What is significant? Avoca Primary School was built in 1878 to provide accommodation for the growing number of children in the region. From the 1850s the growth of Avoca was greatly affected by the gold rush and the subsequent establishment of deep lead mines in the vicinity ensured a stable population for a number of years. The primary school was designed by Henry Robert Bastow, the chief architect and surveyor of the Education Department to cater for an expected enrolment of 324 pupils. Located near the original National School of 1856, it was built by Joseph Jarvis for 2,243 pounds.
The Avoca School is a single storey, asymmetrical, red brick building with simple cream brick banding and a high pitched, tent-like slate roof. The building is encircled by verandahs, which both shade the walls and provide shelter for the children. These verandahs become extensions of the main roof, but at a lower pitch. The main hip roof, with central fleche and slender chimneys, is intersected by hip and gable roofs, incorporating jerkin-head roofs, decorative gable ventilators and timber brackets. Some of the windows continue above the verandah and appear as triple lights.

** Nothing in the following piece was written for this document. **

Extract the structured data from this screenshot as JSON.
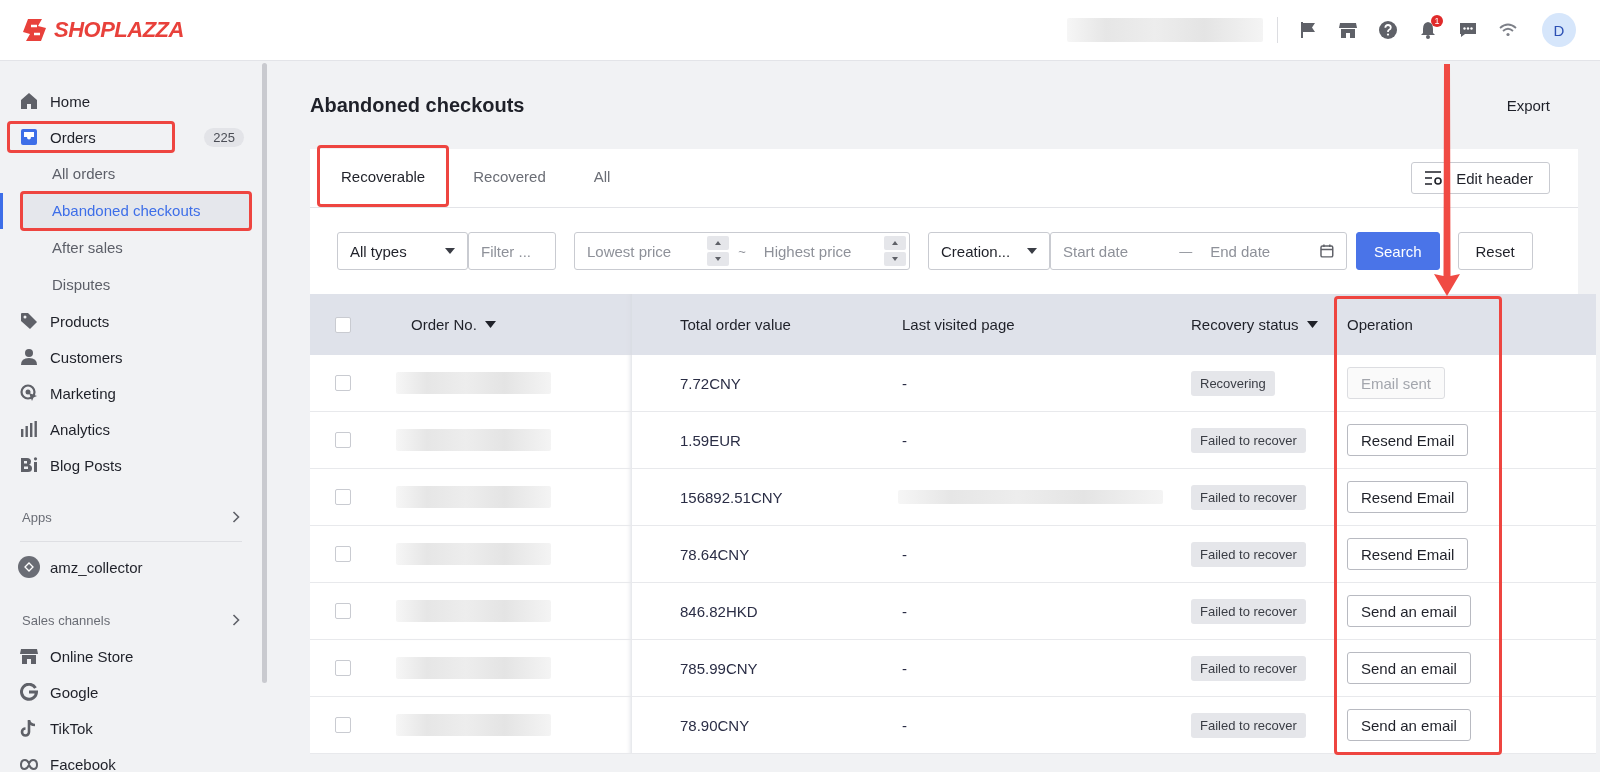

Some alterations were made to the building in 1914, including the internal division of two classrooms, the creation of cloakrooms by infilling two sections of the verandah and changes to windows. Otherwise the building remains substantially intact.
How is it significant? Avoca Primary School is of architectural and historical significance to the State of Victoria.
Why is it significant? Avoca Primary School is of architectural significance as one of the first school buildings to incorporate verandahs in its design, showing a sensitivity to the Australian climate. The great tent-like form of the roof was highly innovative and the Avoca school was the first to demonstrate this distinctive form of the architect, Henry Bastow, since categorised as the Horsham-Avoca model. Although Horsham Primary School was designed in 1876, alterations made to the plan in 1880 deviated from the original concept and therefore Avoca most clearly shows Bastow's design intentions.
Avoca Primary School is of architectural significance as a precedent for a number of subsequent school buildings in Victoria. About twenty-five schools of this type were subsequently built, varying in size from one room to schools accommodating about 500 pupils. The last of this type was Swan Hill Primary School designed in 1901. Many variations occurred, including the exclusion of verandahs in full or part, but such elements as wide eaves, high triple lights and auxilary skillions were retained.
Avoca Primary School is of historical significance as an important landmark in the town, which reflects the growth that occurred in the region during the gold rush period. [Online Data Upgrade Project 2004]